- Take advantage of the feelgood factor – Business doesn’t have to stop at the till. Do you offer a take-away menu? A catering service? Event hosting? Before you take their money, use the opportunity to promote the other things you do. If you’ve given them a great night out, chances are good they’ll support your other services, and refer you to their friends and family.
- Brand building 101 – Maximize the goodwill you’ve created by inviting patrons to join your loyalty program. You can do this through discount vouchers, an ‘exclusive’ club membership, or any other similar program that suits your style. The important result you’re looking for is not only to encourage repeat business, but to build a database for your marketing purposes. Ask (and train your staff to ask) customers directly if they’d like to receive email and social media updates, and have a system in place to take their details without any inconvenience to them. You can then use these email addresses to promote relevant content and information about your restaurant, and encourage clients to share that information to build your brand. You can attach business cards to receipts, with links to your website, Facebook page, twitter or Instagram accounts. Your takeaway menus should have all of these details printed on them. Invite clients to review your business (and make it easy for them by including the links they need to do so) on Trip Advisor, Google +, WOMO, AGFG, goodfood.com, zomato etc. These are all point-of-sale marketing tactics that cost you little to implement, but have huge potential to grow your business.
- Invite them back – Thank each customer personally for choosing your restaurant, make them feel valued. Offer your hopes that they enjoyed the experience and that they will come again soon. This is an often-missed opportunity of connecting personally with your customer (particularly in restaurants where customers pay for their meals before they eat), and is the last chance you have to make the impression that will hopefully bring them back time and time again.
21. Prove you care what they think – Monitor your social media accounts and respond personally to all posts and reviews from customers, good or bad. Even if you see a terrible review, find a positive way to get them to give you a second chance.

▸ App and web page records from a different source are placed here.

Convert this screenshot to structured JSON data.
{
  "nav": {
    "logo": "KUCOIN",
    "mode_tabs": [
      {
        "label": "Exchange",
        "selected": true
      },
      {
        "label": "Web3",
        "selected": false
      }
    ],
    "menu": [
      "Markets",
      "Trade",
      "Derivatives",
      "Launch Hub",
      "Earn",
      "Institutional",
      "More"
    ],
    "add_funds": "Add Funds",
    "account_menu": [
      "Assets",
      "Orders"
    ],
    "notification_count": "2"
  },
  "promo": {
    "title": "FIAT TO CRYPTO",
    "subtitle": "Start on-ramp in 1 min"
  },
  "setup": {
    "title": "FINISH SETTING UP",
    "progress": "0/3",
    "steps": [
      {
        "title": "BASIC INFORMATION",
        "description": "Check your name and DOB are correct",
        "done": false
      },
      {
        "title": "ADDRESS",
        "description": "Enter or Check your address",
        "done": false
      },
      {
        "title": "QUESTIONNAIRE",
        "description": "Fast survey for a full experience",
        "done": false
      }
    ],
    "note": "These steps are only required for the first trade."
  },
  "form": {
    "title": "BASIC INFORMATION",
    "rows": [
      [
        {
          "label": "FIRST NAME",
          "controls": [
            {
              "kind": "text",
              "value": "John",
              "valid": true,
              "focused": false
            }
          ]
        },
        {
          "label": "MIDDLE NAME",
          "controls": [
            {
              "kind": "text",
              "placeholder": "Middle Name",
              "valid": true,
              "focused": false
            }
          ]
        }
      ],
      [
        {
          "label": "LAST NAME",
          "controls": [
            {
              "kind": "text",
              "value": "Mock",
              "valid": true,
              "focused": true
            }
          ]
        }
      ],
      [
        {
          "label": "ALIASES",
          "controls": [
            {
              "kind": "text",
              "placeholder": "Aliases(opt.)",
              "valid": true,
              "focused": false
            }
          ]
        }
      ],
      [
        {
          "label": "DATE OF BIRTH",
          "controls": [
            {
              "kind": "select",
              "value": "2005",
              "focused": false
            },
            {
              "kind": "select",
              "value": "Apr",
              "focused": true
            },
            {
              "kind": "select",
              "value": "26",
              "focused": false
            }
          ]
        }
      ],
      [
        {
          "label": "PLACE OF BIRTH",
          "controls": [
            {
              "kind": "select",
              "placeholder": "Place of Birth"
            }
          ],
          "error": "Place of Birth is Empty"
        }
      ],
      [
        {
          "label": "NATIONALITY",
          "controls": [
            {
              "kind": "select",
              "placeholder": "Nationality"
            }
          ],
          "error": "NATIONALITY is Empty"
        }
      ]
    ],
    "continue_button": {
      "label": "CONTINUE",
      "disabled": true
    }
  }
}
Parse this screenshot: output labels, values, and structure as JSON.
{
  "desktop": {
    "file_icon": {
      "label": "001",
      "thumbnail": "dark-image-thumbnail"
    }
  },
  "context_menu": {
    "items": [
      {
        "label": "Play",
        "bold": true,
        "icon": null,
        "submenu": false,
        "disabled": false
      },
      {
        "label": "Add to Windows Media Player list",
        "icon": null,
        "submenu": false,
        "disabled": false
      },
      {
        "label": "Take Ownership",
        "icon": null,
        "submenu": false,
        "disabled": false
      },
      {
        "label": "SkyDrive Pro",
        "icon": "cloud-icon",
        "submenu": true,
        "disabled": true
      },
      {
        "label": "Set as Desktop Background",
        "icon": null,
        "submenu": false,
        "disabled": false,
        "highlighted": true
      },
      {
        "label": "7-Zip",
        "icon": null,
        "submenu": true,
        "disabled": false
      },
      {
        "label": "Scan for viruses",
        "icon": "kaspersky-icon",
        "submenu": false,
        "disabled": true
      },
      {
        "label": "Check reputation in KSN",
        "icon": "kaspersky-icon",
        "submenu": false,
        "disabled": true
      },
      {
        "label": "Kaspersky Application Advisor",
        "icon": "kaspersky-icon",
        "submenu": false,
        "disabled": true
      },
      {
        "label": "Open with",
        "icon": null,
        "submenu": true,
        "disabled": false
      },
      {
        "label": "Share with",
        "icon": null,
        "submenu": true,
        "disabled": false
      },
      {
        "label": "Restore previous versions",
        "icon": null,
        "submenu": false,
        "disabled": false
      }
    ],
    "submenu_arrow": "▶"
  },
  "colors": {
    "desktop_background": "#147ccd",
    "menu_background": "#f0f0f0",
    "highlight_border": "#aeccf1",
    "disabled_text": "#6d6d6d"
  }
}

These sites have huge spread these days, and how you use them has an impact on people’s impression of your restaurant. A lot of prospective customers use these review sites to choose their restaurant, so while you can’t change the reviews, you can show readers that you do respond to concerns. Then you just need to prove it in the restaurant to improve your reviews. Many successful restaurants have dedicated staff purely occupied with writing/posting content for and responding to social media posts. While you may not want to commit to that sort of expense, it does show the importance these businesses place on media as part of their marketing strategy.